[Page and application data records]
»»

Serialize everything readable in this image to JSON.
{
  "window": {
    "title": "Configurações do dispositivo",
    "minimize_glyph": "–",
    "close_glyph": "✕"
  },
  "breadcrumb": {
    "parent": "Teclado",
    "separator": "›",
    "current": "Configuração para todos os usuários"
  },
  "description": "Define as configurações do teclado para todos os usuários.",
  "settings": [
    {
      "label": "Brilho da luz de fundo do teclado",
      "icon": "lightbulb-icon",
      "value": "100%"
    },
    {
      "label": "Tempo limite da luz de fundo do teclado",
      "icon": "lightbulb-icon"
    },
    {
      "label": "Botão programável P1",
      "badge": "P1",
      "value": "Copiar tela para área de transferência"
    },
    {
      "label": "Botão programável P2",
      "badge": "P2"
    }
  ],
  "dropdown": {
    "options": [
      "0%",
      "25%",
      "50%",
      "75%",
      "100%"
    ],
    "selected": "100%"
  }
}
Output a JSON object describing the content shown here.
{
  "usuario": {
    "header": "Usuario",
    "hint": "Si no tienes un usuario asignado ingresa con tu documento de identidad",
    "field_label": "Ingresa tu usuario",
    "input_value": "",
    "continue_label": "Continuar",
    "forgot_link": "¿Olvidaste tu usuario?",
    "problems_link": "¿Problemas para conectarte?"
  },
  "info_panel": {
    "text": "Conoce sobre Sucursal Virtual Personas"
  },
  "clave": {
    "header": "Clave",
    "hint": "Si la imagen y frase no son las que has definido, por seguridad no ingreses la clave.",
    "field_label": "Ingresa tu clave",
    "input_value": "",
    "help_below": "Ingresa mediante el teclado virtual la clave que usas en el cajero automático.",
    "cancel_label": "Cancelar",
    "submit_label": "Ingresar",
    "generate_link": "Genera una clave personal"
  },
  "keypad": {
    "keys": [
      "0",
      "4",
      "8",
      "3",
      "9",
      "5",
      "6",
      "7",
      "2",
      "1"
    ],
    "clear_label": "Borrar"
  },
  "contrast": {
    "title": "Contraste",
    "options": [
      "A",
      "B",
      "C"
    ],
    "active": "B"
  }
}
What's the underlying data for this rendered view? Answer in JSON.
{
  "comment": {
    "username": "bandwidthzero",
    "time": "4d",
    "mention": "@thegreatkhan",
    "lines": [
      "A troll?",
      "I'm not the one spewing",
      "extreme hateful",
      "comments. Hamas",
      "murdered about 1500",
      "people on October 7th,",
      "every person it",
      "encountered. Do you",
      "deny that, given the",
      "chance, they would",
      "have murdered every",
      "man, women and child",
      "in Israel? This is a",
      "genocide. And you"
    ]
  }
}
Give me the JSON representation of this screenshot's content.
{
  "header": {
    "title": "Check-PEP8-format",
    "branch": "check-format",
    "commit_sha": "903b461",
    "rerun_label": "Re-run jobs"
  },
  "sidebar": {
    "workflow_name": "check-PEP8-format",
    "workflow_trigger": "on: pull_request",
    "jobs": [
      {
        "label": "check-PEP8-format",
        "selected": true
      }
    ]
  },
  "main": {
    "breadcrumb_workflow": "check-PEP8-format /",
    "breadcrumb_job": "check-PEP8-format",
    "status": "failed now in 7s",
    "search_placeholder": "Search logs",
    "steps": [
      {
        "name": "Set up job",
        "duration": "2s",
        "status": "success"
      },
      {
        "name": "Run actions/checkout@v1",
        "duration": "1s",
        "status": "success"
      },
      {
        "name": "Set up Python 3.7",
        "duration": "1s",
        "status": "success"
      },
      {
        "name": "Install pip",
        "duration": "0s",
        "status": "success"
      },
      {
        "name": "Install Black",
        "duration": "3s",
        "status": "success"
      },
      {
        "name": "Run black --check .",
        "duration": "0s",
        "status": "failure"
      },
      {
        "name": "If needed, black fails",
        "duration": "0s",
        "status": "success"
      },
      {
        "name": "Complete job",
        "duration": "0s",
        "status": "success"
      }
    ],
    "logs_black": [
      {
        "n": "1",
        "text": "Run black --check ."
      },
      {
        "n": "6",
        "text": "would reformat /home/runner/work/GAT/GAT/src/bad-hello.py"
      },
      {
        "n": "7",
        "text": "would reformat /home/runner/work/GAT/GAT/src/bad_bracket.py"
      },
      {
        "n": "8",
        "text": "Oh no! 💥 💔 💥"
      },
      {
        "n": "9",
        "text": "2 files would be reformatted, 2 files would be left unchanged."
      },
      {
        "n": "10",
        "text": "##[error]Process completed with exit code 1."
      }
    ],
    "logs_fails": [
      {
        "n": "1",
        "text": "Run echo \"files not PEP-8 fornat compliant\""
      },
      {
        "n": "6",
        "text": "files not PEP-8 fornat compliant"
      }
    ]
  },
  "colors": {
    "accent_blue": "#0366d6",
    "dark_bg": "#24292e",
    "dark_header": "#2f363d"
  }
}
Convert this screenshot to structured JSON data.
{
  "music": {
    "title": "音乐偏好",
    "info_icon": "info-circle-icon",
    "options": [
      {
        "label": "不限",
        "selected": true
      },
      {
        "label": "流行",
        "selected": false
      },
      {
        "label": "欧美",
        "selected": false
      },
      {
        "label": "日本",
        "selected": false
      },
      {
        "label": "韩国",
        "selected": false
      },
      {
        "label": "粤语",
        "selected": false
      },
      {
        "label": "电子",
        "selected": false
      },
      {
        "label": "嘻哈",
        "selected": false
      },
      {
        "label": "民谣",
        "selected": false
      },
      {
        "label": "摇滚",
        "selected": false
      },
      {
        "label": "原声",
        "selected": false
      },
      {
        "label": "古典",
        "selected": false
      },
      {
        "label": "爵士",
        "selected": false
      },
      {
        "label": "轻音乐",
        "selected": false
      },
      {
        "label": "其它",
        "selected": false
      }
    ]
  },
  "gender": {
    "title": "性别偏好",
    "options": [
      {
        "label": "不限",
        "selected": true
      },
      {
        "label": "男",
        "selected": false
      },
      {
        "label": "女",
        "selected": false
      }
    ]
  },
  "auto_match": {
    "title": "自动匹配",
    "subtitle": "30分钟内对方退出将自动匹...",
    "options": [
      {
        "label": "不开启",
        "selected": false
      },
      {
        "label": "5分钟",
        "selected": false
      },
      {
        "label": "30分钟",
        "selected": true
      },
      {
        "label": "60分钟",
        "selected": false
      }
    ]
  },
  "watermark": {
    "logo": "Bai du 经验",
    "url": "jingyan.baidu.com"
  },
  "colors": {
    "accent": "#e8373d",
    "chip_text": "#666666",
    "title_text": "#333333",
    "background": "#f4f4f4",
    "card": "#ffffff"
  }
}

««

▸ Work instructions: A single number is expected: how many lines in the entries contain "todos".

▸ Reply to the exercise: 2